((

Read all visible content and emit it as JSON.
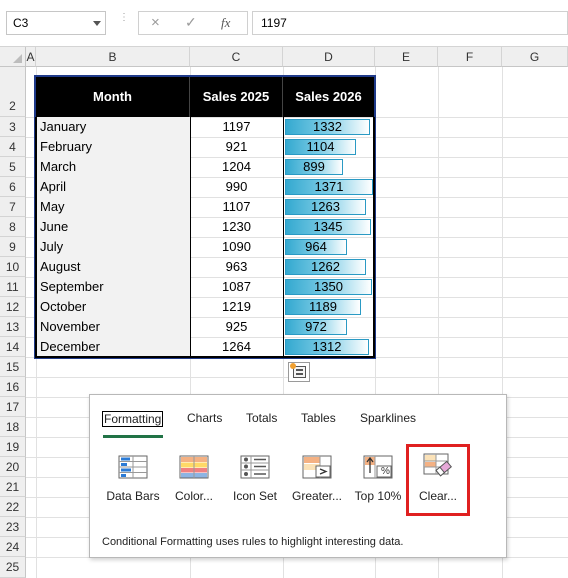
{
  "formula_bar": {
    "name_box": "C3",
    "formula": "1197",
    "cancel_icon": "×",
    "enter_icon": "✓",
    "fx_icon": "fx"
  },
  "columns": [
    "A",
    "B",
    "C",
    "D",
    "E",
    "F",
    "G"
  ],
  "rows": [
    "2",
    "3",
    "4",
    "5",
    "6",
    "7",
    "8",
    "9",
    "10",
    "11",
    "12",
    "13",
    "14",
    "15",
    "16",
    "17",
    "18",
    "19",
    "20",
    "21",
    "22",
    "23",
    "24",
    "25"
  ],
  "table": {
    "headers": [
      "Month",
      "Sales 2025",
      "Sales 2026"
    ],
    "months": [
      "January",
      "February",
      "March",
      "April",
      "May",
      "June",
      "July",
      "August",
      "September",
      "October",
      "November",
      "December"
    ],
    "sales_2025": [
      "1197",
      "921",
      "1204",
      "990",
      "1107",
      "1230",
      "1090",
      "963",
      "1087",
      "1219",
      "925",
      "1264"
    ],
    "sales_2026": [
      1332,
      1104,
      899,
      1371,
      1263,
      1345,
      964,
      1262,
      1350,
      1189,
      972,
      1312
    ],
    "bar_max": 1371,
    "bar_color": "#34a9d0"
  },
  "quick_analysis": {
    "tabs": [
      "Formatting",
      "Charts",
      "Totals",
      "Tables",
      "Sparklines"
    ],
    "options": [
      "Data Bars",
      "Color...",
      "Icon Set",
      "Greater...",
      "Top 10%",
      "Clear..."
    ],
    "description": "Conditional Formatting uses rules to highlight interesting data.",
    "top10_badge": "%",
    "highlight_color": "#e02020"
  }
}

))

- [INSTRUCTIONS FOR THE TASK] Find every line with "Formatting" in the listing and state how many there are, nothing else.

- [FINAL ANSWER] 2